Climate change is now a major universal challenge and needs urgent attention. The impacts of climate change are not only restricted to the physical and climatological events like changing weather patterns, heavy rainfalls, floods, hurricanes, droughts, wildfires, heat stress, food and water shortages etc. but also has a major impact on individual and public health.
Climate change is severely affecting the social and environmental determinants of health including clean air, safe drinking water, sufficient food and secure shelter. It is assessed that between 2030 and 2050, climate change is expected to cause approximately 250,000 additional deaths per year including 60,000 deaths from Malaria, 38,000 due to heat exposure, 48,000 due to diarrhoea and 95,000 from malnutrition.
The growing poor air quality in urban areas is increasing due to industrial and vehicular emissions, burning coal from power plants thereby producing smog. Air pollution causes some 4.3 million deaths every year. The direct damage cost to health is estimated to be between US$ 2-4 billion/year by 2030. It is assessed that due to weak health infrastructure, developing countries will be the worst affected.
Rising GHG levels are triggering climate and environmental changes that are affecting human health through heat stress, crop failure, altered weather patterns, injuries, displacement, homelessness, ocean acidification, mass migration, economic disruption, malnutrition, social unrest, aquaculture failure, spread of infectious diseases etc.
Globally, the number of reported weather-related natural disasters has more than tripled since the 1960s. Every year, these disasters result in over 60,000 deaths, mainly in developing countries. Extreme temperatures are directly contributing to deaths from cardiovascular and respiratory disease, particularly among elderly people. In the heat wave of summer 2003 in Europe, more than 70,000 excess deaths were recorded. High temperatures also are triggering asthma, which affects around 300 million people.
Rising sea levels and increasingly extreme weather events may destroy homes, medical facilities and other essential services. More than half of the world’s population lives within 60 km of the sea. People may be forced to move to safer areas creating health impacts ranging from mental disorders to communicable diseases.
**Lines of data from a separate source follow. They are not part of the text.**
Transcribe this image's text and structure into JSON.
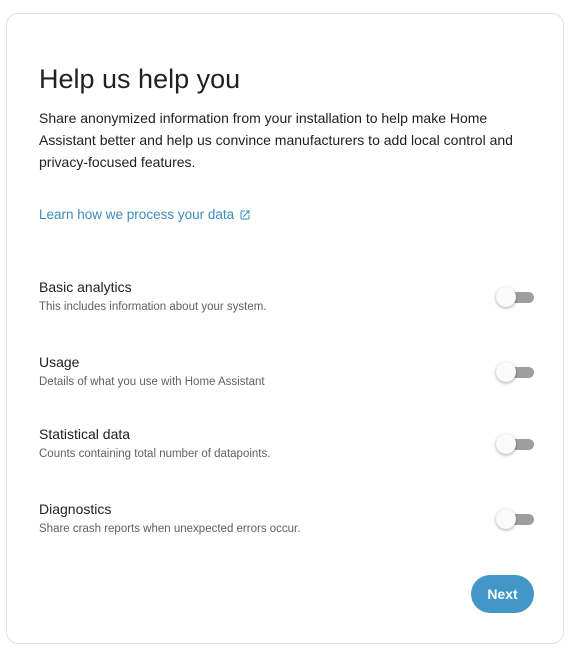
{
  "title": "Help us help you",
  "description": "Share anonymized information from your installation to help make Home Assistant better and help us convince manufacturers to add local control and privacy-focused features.",
  "learn_link": {
    "label": "Learn how we process your data",
    "icon": "open-in-new-icon"
  },
  "options": [
    {
      "label": "Basic analytics",
      "description": "This includes information about your system.",
      "enabled": false
    },
    {
      "label": "Usage",
      "description": "Details of what you use with Home Assistant",
      "enabled": false
    },
    {
      "label": "Statistical data",
      "description": "Counts containing total number of datapoints.",
      "enabled": false
    },
    {
      "label": "Diagnostics",
      "description": "Share crash reports when unexpected errors occur.",
      "enabled": false
    }
  ],
  "next_button": {
    "label": "Next"
  },
  "colors": {
    "accent": "#3b8dbd",
    "button": "#4397c8",
    "switch_track_off": "#9e9e9e",
    "text": "#212121",
    "secondary_text": "#616161"
  }
}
The impact of climate change on mental health is a major consideration. People who have survived droughts, floods, tropical storms and similar extreme weather events often lose their homes and their families. As a result, they can experience post-traumatic stress disorder, severe depression and other mental health problems.
Increasingly variable rainfall patterns are likely to affect the supply of fresh water. A lack of safe water can compromise hygiene and increase the risk of diarrhoeal disease, which kills approximately 760,000 children aged under 5, every year. Floods are also increasing in frequency and can contaminate freshwater supplies, heighten the risk of water-borne diseases, and create breeding grounds for disease-carrying insects such as mosquitoes.
People living in small island developing states and other coastal regions like Bahrain are particularly more vulnerable to climate change impacts. The concerned authorities are planning mitigation measures, strategies, ways and means how to handle any eventualities of any disaster that can struck due to climate change by controlling and decreasing the amount of carbon emissions and enhancing cleaner production.